Sekunjalo sues President Cyril Ramaphosa, Presidency and other State organs for R75 billion

Sekunjalo logo

Sekunjalo logo

Published Jan 16, 2024


Sekunjalo Investment Holdings (Sekunjalo) has given notice that it intends suing President Cyril Ramaphosa, the Presidency and other State organs for R75 billion for loss of earnings.

In a statement Sekunjalo said the notice in terms of section 3(1) and (2) of the Institution of Legal Proceedings Against Certain Organs of State Act No 40 of 2002, reflected its intention to sue and claim damages amounting to $4 Billion (R75 billion), the calculated loss of earnings the group has suffered due to actions against it by various South African organs of state, including the Presidency.

In terms of the act, the affected parties have six months to mount a defence or conclude a settlement.

Sekunjalo said it had delivered notices to Ramaphosa, the National Treasury, the Minister of Finance, and the Minister of Justice as well as the State Attorney.

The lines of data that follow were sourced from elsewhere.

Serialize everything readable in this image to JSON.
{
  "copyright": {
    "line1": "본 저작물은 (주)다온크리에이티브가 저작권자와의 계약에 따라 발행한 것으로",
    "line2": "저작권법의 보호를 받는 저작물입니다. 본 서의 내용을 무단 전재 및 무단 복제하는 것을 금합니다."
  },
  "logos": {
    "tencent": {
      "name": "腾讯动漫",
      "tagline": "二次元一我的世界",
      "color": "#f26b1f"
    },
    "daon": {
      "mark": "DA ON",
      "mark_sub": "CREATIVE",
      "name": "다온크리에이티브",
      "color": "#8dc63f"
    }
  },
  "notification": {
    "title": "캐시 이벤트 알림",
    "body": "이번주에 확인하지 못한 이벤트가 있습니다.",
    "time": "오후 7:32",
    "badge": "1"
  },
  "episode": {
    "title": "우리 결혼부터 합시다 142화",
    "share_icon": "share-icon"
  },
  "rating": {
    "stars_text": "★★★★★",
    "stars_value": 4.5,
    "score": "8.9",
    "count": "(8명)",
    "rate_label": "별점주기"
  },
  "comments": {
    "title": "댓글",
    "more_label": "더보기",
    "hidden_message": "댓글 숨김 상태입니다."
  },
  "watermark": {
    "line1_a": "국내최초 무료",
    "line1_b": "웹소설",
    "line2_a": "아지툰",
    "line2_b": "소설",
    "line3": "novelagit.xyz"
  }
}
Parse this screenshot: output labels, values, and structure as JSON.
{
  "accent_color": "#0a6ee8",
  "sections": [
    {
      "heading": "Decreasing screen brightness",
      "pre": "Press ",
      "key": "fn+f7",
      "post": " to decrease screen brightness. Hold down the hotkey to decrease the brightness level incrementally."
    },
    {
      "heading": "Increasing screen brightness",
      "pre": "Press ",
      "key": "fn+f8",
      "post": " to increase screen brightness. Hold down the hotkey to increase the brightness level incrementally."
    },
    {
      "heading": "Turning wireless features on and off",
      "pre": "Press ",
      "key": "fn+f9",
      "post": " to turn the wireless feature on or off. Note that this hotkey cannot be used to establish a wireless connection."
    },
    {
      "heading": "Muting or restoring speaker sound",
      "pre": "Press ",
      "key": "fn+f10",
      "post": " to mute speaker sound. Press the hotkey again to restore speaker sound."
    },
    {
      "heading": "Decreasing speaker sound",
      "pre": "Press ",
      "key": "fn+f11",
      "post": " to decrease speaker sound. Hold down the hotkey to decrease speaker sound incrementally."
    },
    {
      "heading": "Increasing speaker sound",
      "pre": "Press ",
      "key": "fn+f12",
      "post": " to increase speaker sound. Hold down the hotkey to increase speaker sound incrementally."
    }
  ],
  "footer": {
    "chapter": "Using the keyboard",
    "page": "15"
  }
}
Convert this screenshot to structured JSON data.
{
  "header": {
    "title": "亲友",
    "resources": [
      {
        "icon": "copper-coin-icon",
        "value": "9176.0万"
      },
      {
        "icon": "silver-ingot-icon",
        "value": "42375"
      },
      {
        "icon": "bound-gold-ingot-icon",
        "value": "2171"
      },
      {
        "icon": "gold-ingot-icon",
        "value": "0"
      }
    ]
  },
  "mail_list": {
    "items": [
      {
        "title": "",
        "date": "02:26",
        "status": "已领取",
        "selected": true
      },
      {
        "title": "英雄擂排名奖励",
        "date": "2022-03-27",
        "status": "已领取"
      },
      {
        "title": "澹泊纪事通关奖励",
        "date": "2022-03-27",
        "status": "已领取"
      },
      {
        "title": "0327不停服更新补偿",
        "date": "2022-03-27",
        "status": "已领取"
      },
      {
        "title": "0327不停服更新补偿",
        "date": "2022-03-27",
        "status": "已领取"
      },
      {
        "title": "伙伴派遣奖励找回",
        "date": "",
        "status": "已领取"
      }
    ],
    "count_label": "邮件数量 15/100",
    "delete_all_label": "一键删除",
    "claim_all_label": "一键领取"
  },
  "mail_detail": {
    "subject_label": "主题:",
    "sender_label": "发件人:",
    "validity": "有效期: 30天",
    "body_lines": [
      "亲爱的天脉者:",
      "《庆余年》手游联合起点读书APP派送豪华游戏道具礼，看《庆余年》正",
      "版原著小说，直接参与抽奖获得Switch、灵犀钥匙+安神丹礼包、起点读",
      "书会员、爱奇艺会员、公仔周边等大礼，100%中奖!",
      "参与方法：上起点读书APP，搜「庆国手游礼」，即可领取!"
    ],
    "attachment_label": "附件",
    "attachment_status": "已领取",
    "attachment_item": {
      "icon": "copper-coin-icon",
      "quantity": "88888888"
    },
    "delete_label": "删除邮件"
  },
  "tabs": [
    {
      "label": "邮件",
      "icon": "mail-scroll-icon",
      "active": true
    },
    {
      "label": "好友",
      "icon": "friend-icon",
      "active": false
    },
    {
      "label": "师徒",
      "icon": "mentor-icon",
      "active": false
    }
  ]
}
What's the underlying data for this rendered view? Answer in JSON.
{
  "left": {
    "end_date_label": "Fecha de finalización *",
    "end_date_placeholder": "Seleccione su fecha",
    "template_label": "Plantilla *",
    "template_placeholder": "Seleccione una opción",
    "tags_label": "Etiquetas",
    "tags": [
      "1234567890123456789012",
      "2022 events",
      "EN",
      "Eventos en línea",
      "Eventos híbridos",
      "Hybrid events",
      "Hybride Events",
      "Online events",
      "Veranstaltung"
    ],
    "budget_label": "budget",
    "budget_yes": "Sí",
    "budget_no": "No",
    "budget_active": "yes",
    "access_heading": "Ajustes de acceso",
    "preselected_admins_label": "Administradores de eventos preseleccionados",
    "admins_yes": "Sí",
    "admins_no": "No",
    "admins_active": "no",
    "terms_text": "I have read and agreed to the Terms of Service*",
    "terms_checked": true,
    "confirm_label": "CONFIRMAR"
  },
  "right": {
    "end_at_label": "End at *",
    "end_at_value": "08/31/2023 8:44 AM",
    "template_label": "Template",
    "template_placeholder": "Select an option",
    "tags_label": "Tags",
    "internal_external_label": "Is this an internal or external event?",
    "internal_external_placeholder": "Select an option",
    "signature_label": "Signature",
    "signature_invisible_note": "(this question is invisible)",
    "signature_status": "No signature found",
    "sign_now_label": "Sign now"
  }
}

“The lawsuits follow a protracted period of targeted sabotage whereby Sekunjalo believes elements of South African state power -- all since Cyril Ramaphosa was elected President -- have been corrupted and used to deliberately undermine and wish harm on Sekunjalo’s executive chairman Dr Iqbal Survé, and companies allied to the Group, with the clear and determined aim of barring them from participating in the South African economy.

“Sekunjalo is of the firm opinion that the genesis of the attacks on it stem from its purchase of Independent Media in 2013.

“Independent Media is just that, an independent source of news and information that caters to the views and opinions of the majority of South Africans,” the statement reads.

Sekunjalo said Independent Media has been vocal in exposing government corruption and holding the state to account.

“These lawsuits mark the first time such an action has been brought against any government in the country’s history and underscores the seriousness of the repercussions on Sekunjalo and its holdings.

“The case has been thoroughly constructed over a period of more than 18 months, during which time, the Group has amassed hard evidence, including whistle-blowers reports, to support its claims.”

Sekunjalo said the purpose of the legal action is to not only claim damages of $4 billion (R75 billion) but to clear “the companies’ names – once and for all”.

“It is also, especially important in this election year, to demonstrate to the people of South Africa, that their vote for government is accountable to the people, in which the current dispensation is sadly lacking.”

It said the Sekunjalo Group has been in existence for more than 20 years and was one of the first black companies to be listed on the Johannesburg Stock Exchange (JSE) post-apartheid.

“Additionally, the Group was one of the first black companies, if not the first, to be a member of the World Economic Forum (WEF), and through its global presence has invested in 40 countries.

“The Group now feels it has exhausted all other avenues and that it now has no choice, other than to proceed with this current legal action.”

Independent Newspapers has approached the Presidency, Treasury, and the Department of Justice for comment.